National Council of Women
February 12, 1915.
My dear Miss Addams:
Your letter of February 9 is at hand and I hasten to reply. I shall be very pleased to take up correspondence with the National Councils of Women affiliated with the International Council, but it seems to me you should outline the proposal which we shall make to these people that there may be no misunderstanding.
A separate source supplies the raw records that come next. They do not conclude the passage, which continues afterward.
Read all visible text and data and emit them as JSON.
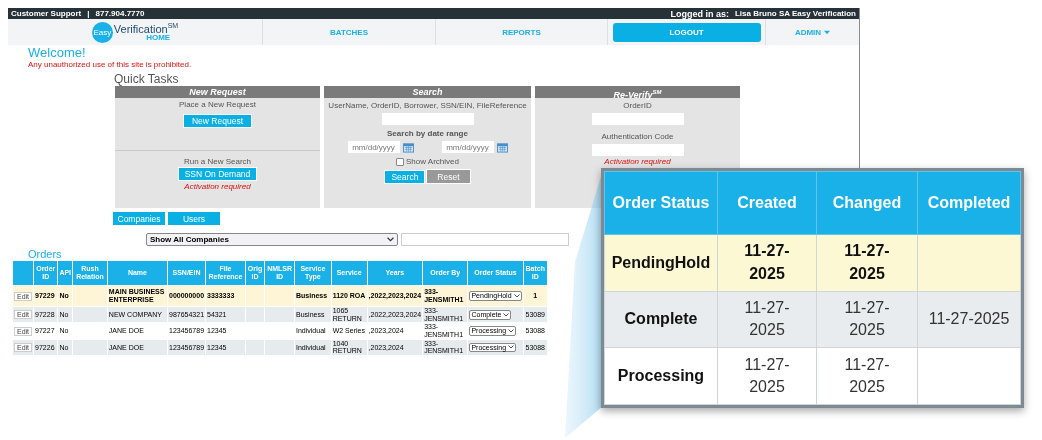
{
  "top_bar": {
    "support_label": "Customer Support",
    "separator": "|",
    "phone": "877.904.7770",
    "logged_in_label": "Logged in as:",
    "user": "Lisa Bruno SA Easy Verification"
  },
  "nav": {
    "logo": {
      "badge": "Easy",
      "name": "Verification$^{SM}$",
      "subtitle": "HOME"
    },
    "items": [
      {
        "label": "BATCHES",
        "kind": "link"
      },
      {
        "label": "REPORTS",
        "kind": "link"
      },
      {
        "label": "LOGOUT",
        "kind": "button"
      },
      {
        "label": "ADMIN",
        "kind": "menu"
      }
    ]
  },
  "welcome": {
    "title": "Welcome!",
    "notice": "Any unauthorized use of this site is prohibited."
  },
  "quick_tasks": {
    "title": "Quick Tasks",
    "new_request": {
      "title": "New Request",
      "sections": [
        {
          "caption": "Place a New Request",
          "button": "New Request"
        },
        {
          "caption": "Run a New Search",
          "button": "SSN On Demand",
          "note": "Activation required"
        }
      ]
    },
    "search": {
      "title": "Search",
      "hint": "UserName, OrderID, Borrower, SSN/EIN, FileReference",
      "date_label": "Search by date range",
      "date_from_placeholder": "mm/dd/yyyy",
      "date_to_placeholder": "mm/dd/yyyy",
      "show_archived": {
        "label": "Show Archived",
        "checked": false
      },
      "buttons": [
        "Search",
        "Reset"
      ]
    },
    "re_verify": {
      "title": "Re-Verify$^{SM}$",
      "order_label": "OrderID",
      "auth_label": "Authentication Code",
      "note": "Activation required"
    }
  },
  "buttons": [
    "Companies",
    "Users"
  ],
  "company_filter": {
    "value": "Show All Companies"
  },
  "orders": {
    "title": "Orders",
    "columns": [
      "Order ID",
      "API",
      "Rush Relation",
      "Name",
      "SSN/EIN",
      "File Reference",
      "Orig ID",
      "NMLSR ID",
      "Service Type",
      "Service",
      "Years",
      "Order By",
      "Order Status",
      "Batch ID"
    ],
    "rows": [
      {
        "highlighted": true,
        "action": "Edit",
        "order_id": "97229",
        "api": "No",
        "name": "MAIN BUSINESS ENTERPRISE",
        "ssn": "000000000",
        "file_reference": "3333333",
        "service_type": "Business",
        "service": "1120 ROA",
        "years": ",2022,2023,2024",
        "order_by": "333-JENSMITH1",
        "status": "PendingHold",
        "batch_id": "1"
      },
      {
        "highlighted": false,
        "action": "Edit",
        "order_id": "97228",
        "api": "No",
        "name": "NEW COMPANY",
        "ssn": "987654321",
        "file_reference": "54321",
        "service_type": "Business",
        "service": "1065 RETURN",
        "years": ",2022,2023,2024",
        "order_by": "333-JENSMITH1",
        "status": "Complete",
        "batch_id": "53089"
      },
      {
        "highlighted": false,
        "action": "Edit",
        "order_id": "97227",
        "api": "No",
        "name": "JANE DOE",
        "ssn": "123456789",
        "file_reference": "12345",
        "service_type": "Individual",
        "service": "W2 Series",
        "years": ",2023,2024",
        "order_by": "333-JENSMITH1",
        "status": "Processing",
        "batch_id": "53088"
      },
      {
        "highlighted": false,
        "action": "Edit",
        "order_id": "97226",
        "api": "No",
        "name": "JANE DOE",
        "ssn": "123456789",
        "file_reference": "12345",
        "service_type": "Individual",
        "service": "1040 RETURN",
        "years": ",2023,2024",
        "order_by": "333-JENSMITH1",
        "status": "Processing",
        "batch_id": "53088"
      }
    ]
  },
  "zoom_callout": {
    "columns": [
      "Order Status",
      "Created",
      "Changed",
      "Completed"
    ],
    "rows": [
      {
        "highlighted": true,
        "status": "PendingHold",
        "created": "11-27-2025",
        "changed": "11-27-2025"
      },
      {
        "highlighted": false,
        "status": "Complete",
        "created": "11-27-2025",
        "changed": "11-27-2025",
        "completed": "11-27-2025"
      },
      {
        "highlighted": false,
        "status": "Processing",
        "created": "11-27-2025",
        "changed": "11-27-2025"
      }
    ]
  }
}
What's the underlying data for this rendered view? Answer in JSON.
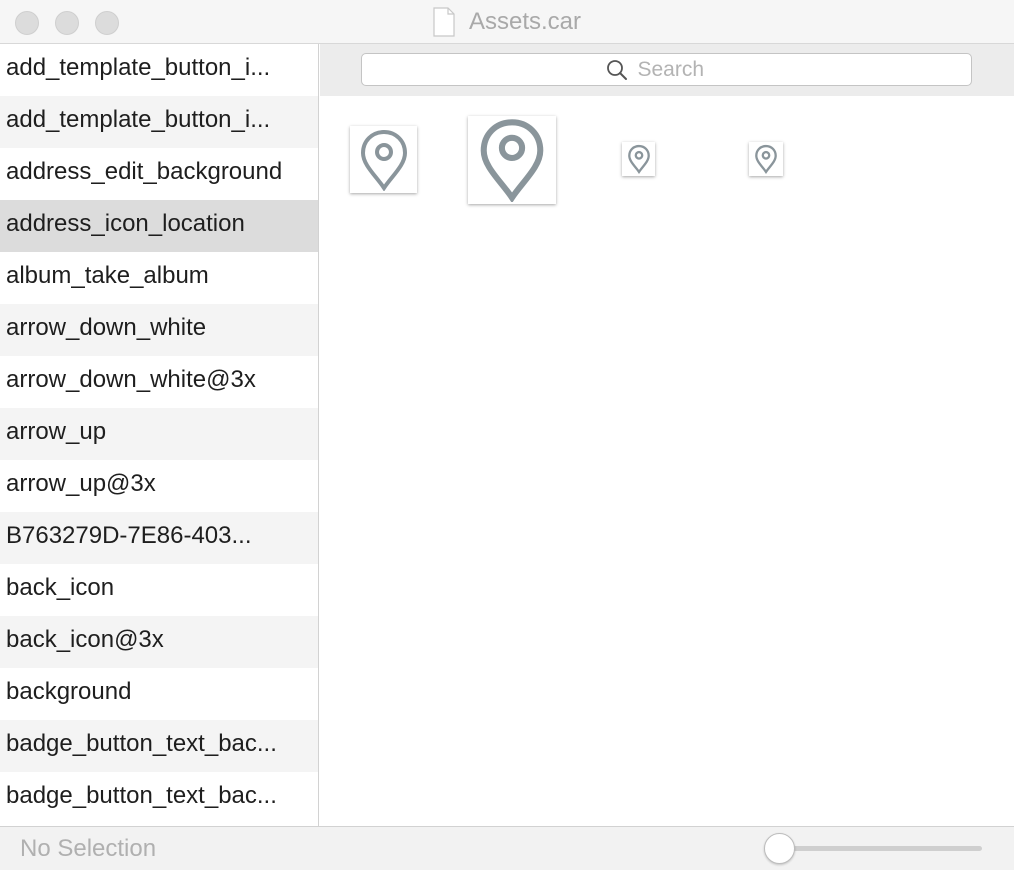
{
  "window": {
    "title": "Assets.car"
  },
  "sidebar": {
    "items": [
      {
        "label": "add_template_button_i..."
      },
      {
        "label": "add_template_button_i..."
      },
      {
        "label": "address_edit_background"
      },
      {
        "label": "address_icon_location"
      },
      {
        "label": "album_take_album"
      },
      {
        "label": "arrow_down_white"
      },
      {
        "label": "arrow_down_white@3x"
      },
      {
        "label": "arrow_up"
      },
      {
        "label": "arrow_up@3x"
      },
      {
        "label": "B763279D-7E86-403..."
      },
      {
        "label": "back_icon"
      },
      {
        "label": "back_icon@3x"
      },
      {
        "label": "background"
      },
      {
        "label": "badge_button_text_bac..."
      },
      {
        "label": "badge_button_text_bac..."
      }
    ],
    "selected_index": 3
  },
  "search": {
    "placeholder": "Search",
    "value": ""
  },
  "preview": {
    "icon": "location-pin-icon",
    "icon_color": "#8a959b"
  },
  "status": {
    "text": "No Selection"
  },
  "zoom_slider": {
    "value": 0
  }
}
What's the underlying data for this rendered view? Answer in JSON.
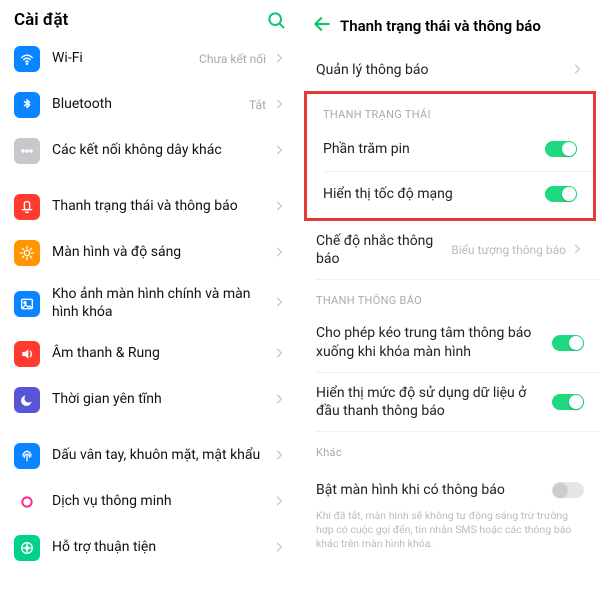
{
  "left": {
    "title": "Cài đặt",
    "items": [
      {
        "icon": "wifi",
        "color": "#0a84ff",
        "label": "Wi-Fi",
        "sub": "Chưa kết nối",
        "chev": true
      },
      {
        "icon": "bluetooth",
        "color": "#0a84ff",
        "label": "Bluetooth",
        "sub": "Tắt",
        "chev": true
      },
      {
        "icon": "dots",
        "color": "#c7c7cc",
        "label": "Các kết nối không dây khác",
        "sub": "",
        "chev": true
      },
      {
        "spacer": true
      },
      {
        "icon": "bell",
        "color": "#ff3b30",
        "label": "Thanh trạng thái và thông báo",
        "sub": "",
        "chev": true
      },
      {
        "icon": "sun",
        "color": "#ff9500",
        "label": "Màn hình và độ sáng",
        "sub": "",
        "chev": true
      },
      {
        "icon": "gallery",
        "color": "#0a84ff",
        "label": "Kho ảnh màn hình chính và màn hình khóa",
        "sub": "",
        "chev": true
      },
      {
        "icon": "sound",
        "color": "#ff3b30",
        "label": "Âm thanh & Rung",
        "sub": "",
        "chev": true
      },
      {
        "icon": "moon",
        "color": "#5856d6",
        "label": "Thời gian yên tĩnh",
        "sub": "",
        "chev": true
      },
      {
        "spacer": true
      },
      {
        "icon": "finger",
        "color": "#0a84ff",
        "label": "Dấu vân tay, khuôn mặt, mật khẩu",
        "sub": "",
        "chev": true
      },
      {
        "icon": "circle-o",
        "color": "#ff2d92",
        "label": "Dịch vụ thông minh",
        "sub": "",
        "chev": true
      },
      {
        "icon": "support",
        "color": "#00d28a",
        "label": "Hỗ trợ thuận tiện",
        "sub": "",
        "chev": true
      }
    ]
  },
  "right": {
    "title": "Thanh trạng thái và thông báo",
    "manage": "Quản lý thông báo",
    "sec1": "THANH TRẠNG THÁI",
    "battery": "Phần trăm pin",
    "netspeed": "Hiển thị tốc độ mạng",
    "remind": "Chế độ nhắc thông báo",
    "remind_val": "Biểu tượng thông báo",
    "sec2": "THANH THÔNG BÁO",
    "drag": "Cho phép kéo trung tâm thông báo xuống khi khóa màn hình",
    "datausage": "Hiển thị mức độ sử dụng dữ liệu ở đầu thanh thông báo",
    "sec3": "Khác",
    "wake": "Bật màn hình khi có thông báo",
    "wake_note": "Khi đã tắt, màn hình sẽ không tự động sáng trừ trường hợp có cuộc gọi đến, tin nhắn SMS hoặc các thông báo khác trên màn hình khóa."
  }
}
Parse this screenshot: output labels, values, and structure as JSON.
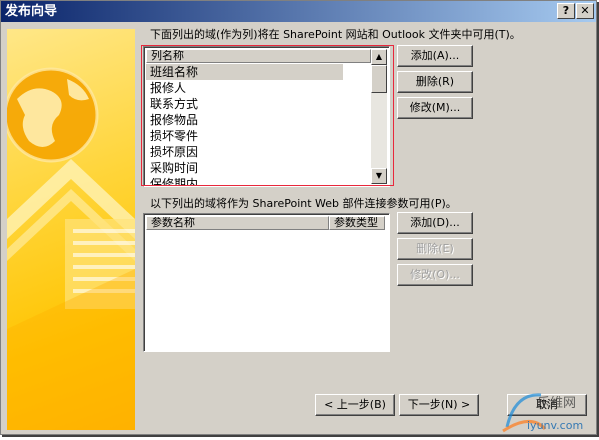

I enclose a letter which has just come to me from Miss Janes, organizing secretary for the Council of Great Britain. Also find one from Mrs. Cummings, of Toronto. You can see that she resents the thought that an Austrian had a part in the Peace Party. I replied immediately and told her that the only foreigner we had any difficulty in eliminating was Mrs. [Pethick]-Lawrence, but I also told her that we gave Mrs. [Pethick]-Lawrence the credit she deserves for having aroused the interest of people. I am glad the request came [page 2] from an English woman rather than from one of the other nations in regard to this matter. I think there has been such a feeling against Dr. Schwimmer on both sides. A good many Germans think she leans too much to the allies and is not pro Austrian sufficiently; on the other hand we have the expressed opinion of many persons interested in organized effort that she was too much Austrian in her feelings. But a similar thing might be said of Mrs. [Pethick]-Lawrence.
Faithfully yours, I. H. N.,